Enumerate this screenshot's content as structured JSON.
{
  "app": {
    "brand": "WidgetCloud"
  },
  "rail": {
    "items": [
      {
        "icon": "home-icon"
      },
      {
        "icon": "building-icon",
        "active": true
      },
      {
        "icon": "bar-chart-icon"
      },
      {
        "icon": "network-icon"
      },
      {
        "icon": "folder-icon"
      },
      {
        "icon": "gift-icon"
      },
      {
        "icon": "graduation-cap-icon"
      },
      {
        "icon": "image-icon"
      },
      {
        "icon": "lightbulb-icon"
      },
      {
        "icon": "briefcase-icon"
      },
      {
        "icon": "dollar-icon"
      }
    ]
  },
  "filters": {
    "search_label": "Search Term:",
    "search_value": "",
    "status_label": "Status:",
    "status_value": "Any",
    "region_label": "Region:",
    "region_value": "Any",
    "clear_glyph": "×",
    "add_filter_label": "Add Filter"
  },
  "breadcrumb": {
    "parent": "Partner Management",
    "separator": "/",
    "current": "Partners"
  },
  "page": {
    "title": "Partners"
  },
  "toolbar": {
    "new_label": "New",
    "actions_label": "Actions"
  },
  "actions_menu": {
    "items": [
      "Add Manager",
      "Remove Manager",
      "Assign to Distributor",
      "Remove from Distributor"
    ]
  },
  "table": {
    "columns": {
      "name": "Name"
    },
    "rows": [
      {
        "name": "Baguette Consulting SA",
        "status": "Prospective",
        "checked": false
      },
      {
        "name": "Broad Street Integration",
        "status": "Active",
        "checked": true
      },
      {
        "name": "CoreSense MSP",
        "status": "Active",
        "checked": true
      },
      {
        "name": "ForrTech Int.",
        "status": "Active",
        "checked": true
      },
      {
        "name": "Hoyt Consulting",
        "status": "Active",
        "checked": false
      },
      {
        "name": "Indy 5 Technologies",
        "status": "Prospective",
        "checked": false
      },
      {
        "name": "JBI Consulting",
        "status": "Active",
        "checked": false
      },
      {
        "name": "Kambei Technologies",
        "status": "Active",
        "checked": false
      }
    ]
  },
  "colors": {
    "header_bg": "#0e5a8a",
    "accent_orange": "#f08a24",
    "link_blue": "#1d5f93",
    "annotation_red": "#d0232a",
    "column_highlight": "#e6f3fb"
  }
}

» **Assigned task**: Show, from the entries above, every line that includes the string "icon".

» **Task result**:
        "icon": "home-icon"
        "icon": "building-icon",
        "icon": "bar-chart-icon"
        "icon": "network-icon"
        "icon": "folder-icon"
        "icon": "gift-icon"
        "icon": "graduation-cap-icon"
        "icon": "image-icon"
        "icon": "lightbulb-icon"
        "icon": "briefcase-icon"
        "icon": "dollar-icon"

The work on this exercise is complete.